These job losses correspond to the period after China was given Permanent Normal Trade Relations (PNTR) with the U.S. and joined the World Trade Organization (WTO). They are emblematic of what happens under pro-finance globalization. As the U.S. economy became more financialized—as it became more focused on Wall Street and less focused on Main Street—these trade deals shipped good jobs abroad.
Motorola, whose now skeletal remains I pondered in Illinois, pushed hard for PNTR status for China. According to a 2000 report by Public Citizen, Motorola spent $1 million in pro-PNTR advertising, increased it’s lobbying in Washington by more than a third, and had more lobbyists working on PNTR than it did on technology issues, which is it’s actual business.
Of course, many of the products now being produced in China and imported to the U.S. are unsafe. As Food & Water Watch reported between 2002 and 2010, 40 percent of all products recalled by the U.S. Consumer Product Safety Commission were manufactured in China. Those products included toothpaste tainted with antifreeze, toys tainted with lead, and toxic drywall that sickened thousands of American homeowners. There have also been concerns over tires made in China.
The TPP currently being pushed by the U.S. government could just make this problem worse. The trade deal includes a “docking agreement” that would allow any country not a party to the agreement when it’s signed to join later. And China is one country that seriously wants to join. With Vietnam’s problems with child labor and Brunei’s adoption of Sharia law, the TPP is already set to tie us to countries to which we shouldn’t be giving a free pass. The addition of China would just make it a disaster of epic proportions. More dangerous products, more tainted food, and more jobs offshored.

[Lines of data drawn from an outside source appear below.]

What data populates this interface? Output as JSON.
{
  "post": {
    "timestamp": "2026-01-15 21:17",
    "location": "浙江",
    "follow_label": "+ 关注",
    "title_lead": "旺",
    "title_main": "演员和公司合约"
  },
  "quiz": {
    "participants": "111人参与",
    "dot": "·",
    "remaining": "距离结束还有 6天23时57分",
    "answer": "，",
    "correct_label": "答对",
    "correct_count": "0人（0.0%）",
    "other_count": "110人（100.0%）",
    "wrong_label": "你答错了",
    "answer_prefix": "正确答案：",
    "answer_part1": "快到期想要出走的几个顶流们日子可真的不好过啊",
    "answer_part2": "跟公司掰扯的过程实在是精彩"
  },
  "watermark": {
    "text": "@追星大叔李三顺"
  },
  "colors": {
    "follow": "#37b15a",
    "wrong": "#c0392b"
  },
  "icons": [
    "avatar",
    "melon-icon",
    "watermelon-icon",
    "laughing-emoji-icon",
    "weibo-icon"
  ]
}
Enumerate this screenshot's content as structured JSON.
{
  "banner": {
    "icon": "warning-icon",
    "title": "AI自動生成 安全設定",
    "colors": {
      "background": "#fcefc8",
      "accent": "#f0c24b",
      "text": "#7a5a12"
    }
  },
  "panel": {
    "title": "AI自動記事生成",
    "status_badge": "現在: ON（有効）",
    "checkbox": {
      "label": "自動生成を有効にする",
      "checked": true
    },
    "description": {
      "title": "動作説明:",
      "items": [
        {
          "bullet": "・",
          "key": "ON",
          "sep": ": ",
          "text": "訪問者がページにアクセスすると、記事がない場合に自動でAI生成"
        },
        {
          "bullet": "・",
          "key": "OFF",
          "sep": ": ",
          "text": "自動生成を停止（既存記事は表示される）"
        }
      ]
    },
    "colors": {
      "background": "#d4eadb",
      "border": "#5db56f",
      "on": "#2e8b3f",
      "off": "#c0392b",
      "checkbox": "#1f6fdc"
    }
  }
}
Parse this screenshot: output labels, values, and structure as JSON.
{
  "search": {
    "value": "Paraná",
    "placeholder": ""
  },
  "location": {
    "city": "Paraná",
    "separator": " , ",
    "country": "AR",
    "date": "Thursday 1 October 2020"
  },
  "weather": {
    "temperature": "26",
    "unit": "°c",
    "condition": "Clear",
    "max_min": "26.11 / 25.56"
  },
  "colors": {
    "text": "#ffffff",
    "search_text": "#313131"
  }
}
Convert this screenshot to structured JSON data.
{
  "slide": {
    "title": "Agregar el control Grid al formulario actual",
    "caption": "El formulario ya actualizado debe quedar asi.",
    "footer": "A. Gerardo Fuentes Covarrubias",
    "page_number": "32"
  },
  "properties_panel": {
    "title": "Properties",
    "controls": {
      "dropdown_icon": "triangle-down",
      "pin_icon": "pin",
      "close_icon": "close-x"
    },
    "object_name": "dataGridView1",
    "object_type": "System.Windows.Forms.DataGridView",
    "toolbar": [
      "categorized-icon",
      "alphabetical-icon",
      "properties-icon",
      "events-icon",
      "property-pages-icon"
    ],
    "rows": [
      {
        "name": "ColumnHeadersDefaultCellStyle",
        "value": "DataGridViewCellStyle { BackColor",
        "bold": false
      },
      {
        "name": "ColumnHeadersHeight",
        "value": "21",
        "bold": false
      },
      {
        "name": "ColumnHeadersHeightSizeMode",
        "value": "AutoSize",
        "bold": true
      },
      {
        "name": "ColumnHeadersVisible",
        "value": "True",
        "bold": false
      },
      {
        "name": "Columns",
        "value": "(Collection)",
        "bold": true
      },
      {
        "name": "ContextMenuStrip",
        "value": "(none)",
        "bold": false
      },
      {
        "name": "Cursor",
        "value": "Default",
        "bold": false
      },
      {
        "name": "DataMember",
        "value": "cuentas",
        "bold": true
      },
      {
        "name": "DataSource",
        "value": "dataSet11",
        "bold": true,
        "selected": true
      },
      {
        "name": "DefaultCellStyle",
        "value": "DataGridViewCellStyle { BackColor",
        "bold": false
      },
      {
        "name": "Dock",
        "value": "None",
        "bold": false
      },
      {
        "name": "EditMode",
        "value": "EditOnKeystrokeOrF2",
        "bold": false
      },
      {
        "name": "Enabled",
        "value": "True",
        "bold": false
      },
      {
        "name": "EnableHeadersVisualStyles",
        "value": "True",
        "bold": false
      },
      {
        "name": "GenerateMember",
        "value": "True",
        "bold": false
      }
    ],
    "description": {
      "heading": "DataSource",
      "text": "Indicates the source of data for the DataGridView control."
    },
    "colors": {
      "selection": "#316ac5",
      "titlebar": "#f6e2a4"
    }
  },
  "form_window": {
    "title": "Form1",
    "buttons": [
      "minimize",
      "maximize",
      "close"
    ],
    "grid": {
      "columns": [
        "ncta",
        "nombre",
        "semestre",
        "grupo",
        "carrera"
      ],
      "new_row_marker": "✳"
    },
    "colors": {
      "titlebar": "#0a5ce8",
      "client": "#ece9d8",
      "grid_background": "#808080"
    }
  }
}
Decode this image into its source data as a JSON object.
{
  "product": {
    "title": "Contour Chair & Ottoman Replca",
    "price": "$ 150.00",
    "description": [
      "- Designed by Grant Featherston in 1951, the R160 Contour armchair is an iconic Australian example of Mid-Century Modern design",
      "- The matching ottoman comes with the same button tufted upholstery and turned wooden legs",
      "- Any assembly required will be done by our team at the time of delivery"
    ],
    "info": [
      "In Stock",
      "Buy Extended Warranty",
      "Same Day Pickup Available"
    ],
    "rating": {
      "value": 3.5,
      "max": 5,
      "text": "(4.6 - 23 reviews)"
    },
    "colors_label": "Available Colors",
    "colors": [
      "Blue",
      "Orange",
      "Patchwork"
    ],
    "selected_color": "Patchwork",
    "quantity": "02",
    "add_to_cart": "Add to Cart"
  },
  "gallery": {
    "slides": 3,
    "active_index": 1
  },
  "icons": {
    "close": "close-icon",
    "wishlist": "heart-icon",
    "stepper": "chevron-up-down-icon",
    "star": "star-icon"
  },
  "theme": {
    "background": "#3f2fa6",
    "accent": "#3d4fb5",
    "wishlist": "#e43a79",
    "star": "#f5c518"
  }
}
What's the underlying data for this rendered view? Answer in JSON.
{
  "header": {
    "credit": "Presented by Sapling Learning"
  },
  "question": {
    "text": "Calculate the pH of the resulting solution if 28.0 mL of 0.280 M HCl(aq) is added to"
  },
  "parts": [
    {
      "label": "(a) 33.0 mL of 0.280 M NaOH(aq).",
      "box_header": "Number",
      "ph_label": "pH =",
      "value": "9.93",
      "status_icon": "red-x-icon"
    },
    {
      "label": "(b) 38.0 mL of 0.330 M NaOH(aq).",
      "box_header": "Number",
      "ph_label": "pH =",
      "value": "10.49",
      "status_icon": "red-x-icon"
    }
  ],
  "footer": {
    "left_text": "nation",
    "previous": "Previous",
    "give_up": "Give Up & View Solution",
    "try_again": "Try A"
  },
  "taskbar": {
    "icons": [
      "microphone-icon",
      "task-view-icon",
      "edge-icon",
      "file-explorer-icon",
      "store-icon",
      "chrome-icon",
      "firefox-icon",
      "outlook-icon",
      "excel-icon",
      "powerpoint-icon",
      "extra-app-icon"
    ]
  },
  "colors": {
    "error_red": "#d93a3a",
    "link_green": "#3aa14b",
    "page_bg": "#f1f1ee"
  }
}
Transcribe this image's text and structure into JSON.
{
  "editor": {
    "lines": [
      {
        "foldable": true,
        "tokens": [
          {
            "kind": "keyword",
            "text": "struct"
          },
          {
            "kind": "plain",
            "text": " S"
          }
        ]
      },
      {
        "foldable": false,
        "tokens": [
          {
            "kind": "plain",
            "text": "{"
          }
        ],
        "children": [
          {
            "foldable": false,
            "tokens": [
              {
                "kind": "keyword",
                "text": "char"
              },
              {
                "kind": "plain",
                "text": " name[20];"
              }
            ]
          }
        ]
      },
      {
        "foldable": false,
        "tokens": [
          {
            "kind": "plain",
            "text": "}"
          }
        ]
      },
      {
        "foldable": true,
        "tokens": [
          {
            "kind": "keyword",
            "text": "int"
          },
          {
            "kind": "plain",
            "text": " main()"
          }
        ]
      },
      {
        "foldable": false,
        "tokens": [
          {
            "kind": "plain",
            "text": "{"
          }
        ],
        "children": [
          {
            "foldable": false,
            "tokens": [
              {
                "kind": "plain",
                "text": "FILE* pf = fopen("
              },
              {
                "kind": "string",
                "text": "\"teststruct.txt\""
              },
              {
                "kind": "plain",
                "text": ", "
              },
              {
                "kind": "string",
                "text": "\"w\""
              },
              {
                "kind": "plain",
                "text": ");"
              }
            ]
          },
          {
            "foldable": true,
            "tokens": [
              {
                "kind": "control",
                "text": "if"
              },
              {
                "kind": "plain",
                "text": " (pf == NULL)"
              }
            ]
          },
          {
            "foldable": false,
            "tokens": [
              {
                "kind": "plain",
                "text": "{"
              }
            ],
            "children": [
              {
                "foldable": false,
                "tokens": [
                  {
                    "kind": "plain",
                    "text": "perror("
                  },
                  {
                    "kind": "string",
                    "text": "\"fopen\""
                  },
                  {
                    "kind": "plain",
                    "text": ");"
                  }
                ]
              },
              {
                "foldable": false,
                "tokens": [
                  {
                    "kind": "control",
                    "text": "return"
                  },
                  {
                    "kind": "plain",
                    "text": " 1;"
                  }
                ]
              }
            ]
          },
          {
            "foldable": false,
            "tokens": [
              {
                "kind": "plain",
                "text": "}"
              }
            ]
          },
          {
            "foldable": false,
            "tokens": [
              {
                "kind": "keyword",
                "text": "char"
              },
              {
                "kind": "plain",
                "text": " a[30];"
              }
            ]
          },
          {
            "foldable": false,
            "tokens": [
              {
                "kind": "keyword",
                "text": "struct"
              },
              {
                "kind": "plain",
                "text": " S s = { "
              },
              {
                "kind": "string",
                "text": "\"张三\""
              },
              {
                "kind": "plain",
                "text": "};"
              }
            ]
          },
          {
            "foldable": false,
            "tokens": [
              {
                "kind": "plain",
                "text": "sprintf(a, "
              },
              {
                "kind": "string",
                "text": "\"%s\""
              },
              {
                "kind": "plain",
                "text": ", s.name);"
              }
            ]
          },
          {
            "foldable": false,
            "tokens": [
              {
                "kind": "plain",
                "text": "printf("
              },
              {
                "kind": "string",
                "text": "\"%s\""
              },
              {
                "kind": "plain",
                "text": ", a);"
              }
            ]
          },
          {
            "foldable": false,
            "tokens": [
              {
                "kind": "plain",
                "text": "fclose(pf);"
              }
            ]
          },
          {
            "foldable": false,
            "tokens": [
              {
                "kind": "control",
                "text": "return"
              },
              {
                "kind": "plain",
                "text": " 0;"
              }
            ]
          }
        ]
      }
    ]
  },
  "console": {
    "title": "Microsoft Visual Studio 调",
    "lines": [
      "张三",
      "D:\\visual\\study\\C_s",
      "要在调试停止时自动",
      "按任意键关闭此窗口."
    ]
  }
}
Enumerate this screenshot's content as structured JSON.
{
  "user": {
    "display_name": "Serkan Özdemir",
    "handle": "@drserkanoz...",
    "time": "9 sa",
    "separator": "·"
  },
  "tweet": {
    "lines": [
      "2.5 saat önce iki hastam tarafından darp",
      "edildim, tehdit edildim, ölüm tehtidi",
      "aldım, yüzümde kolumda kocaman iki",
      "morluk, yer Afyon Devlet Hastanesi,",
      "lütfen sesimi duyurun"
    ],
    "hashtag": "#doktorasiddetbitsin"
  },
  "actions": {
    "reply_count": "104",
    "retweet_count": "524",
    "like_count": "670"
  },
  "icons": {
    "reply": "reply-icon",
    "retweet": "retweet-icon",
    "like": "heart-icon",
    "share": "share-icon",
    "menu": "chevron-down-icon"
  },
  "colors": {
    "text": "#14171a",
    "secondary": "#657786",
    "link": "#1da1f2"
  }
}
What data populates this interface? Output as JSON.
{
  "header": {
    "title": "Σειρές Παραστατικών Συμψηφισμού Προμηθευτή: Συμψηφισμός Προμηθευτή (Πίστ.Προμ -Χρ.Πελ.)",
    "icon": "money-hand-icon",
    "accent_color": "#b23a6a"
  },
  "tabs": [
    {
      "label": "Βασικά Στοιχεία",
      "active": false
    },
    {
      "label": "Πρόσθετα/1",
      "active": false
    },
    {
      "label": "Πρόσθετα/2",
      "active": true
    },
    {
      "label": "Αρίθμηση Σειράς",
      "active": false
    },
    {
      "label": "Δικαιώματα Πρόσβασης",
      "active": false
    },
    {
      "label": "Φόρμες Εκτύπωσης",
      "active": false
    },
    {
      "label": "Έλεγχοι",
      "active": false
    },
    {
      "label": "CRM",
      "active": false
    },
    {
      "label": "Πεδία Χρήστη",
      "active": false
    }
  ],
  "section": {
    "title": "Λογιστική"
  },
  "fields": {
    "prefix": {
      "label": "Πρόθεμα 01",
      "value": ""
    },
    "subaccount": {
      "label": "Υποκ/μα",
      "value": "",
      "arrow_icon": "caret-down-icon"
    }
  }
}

We deserve better. We deserve a trade agenda that creates good jobs in the U.S., that protects our food, and secures our air and water. Instead, we have the TPP. It’s trumpeted by the financial elites for whom our government’s trade agenda is run as a “gold standard,” but it’s really just fool’s gold. Over two million jobs have been lost just because of normalized trade with China; 700,000 lost because of NAFTA; 60,000 lost because of Korea Free Trade – enough is enough.
We can take back our trade agenda, but we can’t do it if Congress allows the President to “fast track” trade deals like the TPP. Write your Member of Congress today and let them know: No Fast Track.